--- START ---
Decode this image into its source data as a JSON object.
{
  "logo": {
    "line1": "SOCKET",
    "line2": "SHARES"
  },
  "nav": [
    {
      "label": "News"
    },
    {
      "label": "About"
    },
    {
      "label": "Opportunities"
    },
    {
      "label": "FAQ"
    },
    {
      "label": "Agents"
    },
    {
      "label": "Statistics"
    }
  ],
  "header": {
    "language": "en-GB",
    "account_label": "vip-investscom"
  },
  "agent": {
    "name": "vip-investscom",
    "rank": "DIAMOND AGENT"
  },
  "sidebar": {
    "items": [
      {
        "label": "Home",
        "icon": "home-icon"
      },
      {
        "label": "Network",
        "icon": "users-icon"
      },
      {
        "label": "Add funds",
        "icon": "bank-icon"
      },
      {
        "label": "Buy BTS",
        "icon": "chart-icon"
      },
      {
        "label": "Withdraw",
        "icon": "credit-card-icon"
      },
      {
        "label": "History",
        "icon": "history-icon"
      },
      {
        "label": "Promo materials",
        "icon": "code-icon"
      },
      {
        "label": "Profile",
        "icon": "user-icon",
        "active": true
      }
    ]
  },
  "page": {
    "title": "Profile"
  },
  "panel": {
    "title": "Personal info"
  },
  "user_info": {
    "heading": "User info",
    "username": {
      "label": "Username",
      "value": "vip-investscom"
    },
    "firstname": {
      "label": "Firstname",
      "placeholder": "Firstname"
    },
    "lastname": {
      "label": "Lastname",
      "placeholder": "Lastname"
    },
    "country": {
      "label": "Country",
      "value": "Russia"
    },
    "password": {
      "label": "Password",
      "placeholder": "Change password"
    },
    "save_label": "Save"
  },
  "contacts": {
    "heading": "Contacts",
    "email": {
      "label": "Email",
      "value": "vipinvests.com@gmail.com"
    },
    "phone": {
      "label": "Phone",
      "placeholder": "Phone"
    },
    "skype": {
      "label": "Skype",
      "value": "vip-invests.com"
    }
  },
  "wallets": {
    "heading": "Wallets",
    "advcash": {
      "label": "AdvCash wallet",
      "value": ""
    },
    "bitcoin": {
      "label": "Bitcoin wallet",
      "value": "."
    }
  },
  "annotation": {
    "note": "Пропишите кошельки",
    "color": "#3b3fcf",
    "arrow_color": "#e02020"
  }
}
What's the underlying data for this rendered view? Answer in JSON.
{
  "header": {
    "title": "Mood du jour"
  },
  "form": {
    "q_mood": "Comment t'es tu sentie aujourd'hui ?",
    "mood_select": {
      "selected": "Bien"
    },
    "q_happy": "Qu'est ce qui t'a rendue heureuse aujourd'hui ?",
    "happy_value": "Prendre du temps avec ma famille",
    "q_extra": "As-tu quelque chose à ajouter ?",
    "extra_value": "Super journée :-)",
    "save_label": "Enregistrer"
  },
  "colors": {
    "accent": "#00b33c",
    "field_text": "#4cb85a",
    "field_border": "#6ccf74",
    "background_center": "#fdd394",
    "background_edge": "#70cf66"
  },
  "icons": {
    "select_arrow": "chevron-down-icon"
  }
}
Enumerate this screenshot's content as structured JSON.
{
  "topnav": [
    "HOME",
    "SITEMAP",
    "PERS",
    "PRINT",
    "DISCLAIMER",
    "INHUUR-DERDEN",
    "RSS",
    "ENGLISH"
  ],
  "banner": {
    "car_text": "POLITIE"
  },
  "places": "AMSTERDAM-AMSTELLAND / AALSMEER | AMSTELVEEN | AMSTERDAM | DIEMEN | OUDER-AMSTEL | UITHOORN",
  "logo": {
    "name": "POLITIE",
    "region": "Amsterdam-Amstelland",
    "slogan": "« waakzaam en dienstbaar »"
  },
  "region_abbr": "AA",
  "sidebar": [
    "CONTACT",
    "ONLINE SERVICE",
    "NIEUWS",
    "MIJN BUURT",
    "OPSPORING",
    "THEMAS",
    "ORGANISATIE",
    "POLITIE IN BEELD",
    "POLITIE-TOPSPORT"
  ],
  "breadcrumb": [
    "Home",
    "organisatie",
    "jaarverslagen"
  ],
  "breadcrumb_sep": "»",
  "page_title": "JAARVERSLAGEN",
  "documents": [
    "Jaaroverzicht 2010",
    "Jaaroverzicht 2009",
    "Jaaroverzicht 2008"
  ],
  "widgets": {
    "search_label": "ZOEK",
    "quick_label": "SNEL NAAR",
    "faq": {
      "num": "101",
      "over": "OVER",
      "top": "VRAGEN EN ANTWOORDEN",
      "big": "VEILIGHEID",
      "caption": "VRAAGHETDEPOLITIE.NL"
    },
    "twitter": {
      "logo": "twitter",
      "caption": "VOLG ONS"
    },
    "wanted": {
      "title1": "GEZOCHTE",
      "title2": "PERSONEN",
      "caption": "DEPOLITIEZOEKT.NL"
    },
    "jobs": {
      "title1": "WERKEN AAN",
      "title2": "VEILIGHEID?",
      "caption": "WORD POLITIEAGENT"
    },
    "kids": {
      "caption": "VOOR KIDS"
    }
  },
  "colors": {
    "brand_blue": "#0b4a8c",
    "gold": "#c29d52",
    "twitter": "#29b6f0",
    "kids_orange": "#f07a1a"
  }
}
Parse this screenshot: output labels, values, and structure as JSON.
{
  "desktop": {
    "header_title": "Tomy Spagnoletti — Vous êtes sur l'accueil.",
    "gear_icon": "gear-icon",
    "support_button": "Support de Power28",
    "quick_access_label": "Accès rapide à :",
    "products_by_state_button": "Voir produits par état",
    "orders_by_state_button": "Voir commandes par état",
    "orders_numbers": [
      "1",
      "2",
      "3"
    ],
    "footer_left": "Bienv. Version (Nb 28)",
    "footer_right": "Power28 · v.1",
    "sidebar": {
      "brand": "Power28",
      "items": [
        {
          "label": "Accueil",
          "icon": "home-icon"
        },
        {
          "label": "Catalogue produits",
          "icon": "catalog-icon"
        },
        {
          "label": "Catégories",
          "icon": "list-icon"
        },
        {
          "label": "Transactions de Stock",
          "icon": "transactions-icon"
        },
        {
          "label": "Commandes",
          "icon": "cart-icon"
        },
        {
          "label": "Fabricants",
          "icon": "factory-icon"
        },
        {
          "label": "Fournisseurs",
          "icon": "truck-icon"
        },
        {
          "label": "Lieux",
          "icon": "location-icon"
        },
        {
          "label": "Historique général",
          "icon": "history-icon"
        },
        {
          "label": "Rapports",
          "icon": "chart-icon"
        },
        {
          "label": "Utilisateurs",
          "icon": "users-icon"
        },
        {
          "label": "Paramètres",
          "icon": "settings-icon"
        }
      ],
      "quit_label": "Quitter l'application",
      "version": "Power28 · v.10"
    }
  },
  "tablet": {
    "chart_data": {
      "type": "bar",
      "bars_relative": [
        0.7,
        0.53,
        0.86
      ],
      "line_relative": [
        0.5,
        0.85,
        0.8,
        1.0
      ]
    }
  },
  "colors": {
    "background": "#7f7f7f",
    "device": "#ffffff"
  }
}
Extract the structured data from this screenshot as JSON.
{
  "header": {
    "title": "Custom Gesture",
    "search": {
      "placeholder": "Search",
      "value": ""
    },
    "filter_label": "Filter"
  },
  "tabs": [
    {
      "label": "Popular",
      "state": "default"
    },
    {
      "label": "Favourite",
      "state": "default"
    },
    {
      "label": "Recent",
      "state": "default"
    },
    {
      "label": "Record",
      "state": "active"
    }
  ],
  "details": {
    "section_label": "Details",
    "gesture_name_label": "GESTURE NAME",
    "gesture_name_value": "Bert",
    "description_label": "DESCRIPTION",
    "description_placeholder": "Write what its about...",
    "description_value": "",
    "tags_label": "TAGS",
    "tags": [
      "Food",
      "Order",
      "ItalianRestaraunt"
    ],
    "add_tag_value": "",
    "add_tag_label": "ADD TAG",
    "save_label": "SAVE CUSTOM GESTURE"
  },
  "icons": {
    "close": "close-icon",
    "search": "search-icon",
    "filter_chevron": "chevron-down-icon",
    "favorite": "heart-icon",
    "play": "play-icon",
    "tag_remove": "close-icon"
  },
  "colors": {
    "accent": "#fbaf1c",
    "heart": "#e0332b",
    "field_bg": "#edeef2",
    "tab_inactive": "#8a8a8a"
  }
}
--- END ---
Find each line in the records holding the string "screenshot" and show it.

> Solution
Enumerate this screenshot's content as structured JSON.
Parse this screenshot: output labels, values, and structure as JSON.
Extract the structured data from this screenshot as JSON.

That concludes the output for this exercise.